What’s a Nice Muse like You Doing in a Place like This?
Poems by Mike Stone from 2021
“The room was dark except for one dim bulb
Trembling its cone of light above her head
Balanced delicately upon her swanlike neck
While the poet sat in shadow scarcely visible
Scratching his quill inside a notebook.
What care I for your poems, poet?
I must have launched a thousand of them
But never read a single one.”
(from “Seducing the Muse”)
Kindle (digital): https://www.amazon.com/dp/B0974FVVZN ($4.99)
Amazon (paperback): https://www.amazon.com/dp/B096TRXLJ5 ($17.95)
Poetry professors and critics may judge poems by such metrics as rhyme, rhythm, meter, and form but what most people demand of the poetry that they read is that its content is inspired.
A poet lives for inspiration. He cannot crank it out like an organ grinder, and he can’t control it. He cannot tell when it will come or whether it will come. If it does come, he cannot tell you why it came just then or how long it will stay.
Greek mythology ascribes inspiration to the Muses, elusive goddesses of the arts and sciences. If you look for them you will not find them but, if you are worthy, one might find you. They can turn up in the strangest places: a concert hall, a museum, a forest, or a pub for example.
Some of the poems in this book are about the Muses encountered during meanderings through reality and imagination, poems like “Want Ad”, in which a poet publishes an advertisement for a muse in a local newspaper, “Seducing the Muse”, who poses for a poet, and “The Muse”, about how she found the poet each time in a different form.

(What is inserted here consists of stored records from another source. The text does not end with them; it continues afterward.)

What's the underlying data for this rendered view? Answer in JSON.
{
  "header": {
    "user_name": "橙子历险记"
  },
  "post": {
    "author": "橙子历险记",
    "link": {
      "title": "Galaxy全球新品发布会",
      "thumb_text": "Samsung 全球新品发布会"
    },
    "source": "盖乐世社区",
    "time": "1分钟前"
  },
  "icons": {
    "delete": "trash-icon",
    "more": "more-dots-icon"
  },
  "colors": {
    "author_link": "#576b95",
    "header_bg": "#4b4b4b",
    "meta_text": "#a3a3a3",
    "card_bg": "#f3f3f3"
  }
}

There are other poems in the book, like “Life Takes Small Steps” (like a haiku), “How Could We Not Write Poetry?” which wonders how it’s possible to ignore beauty or to be indifferent to love, or “A Dew Drop on a Whippoorwill’s Wing” which is about three generations culminating in my sister and me, recited to the cadence of an epic American backwoods myth.
“What’s a Nice Muse like You Doing in a Place like This?” is Mike’s seventh book of poetry.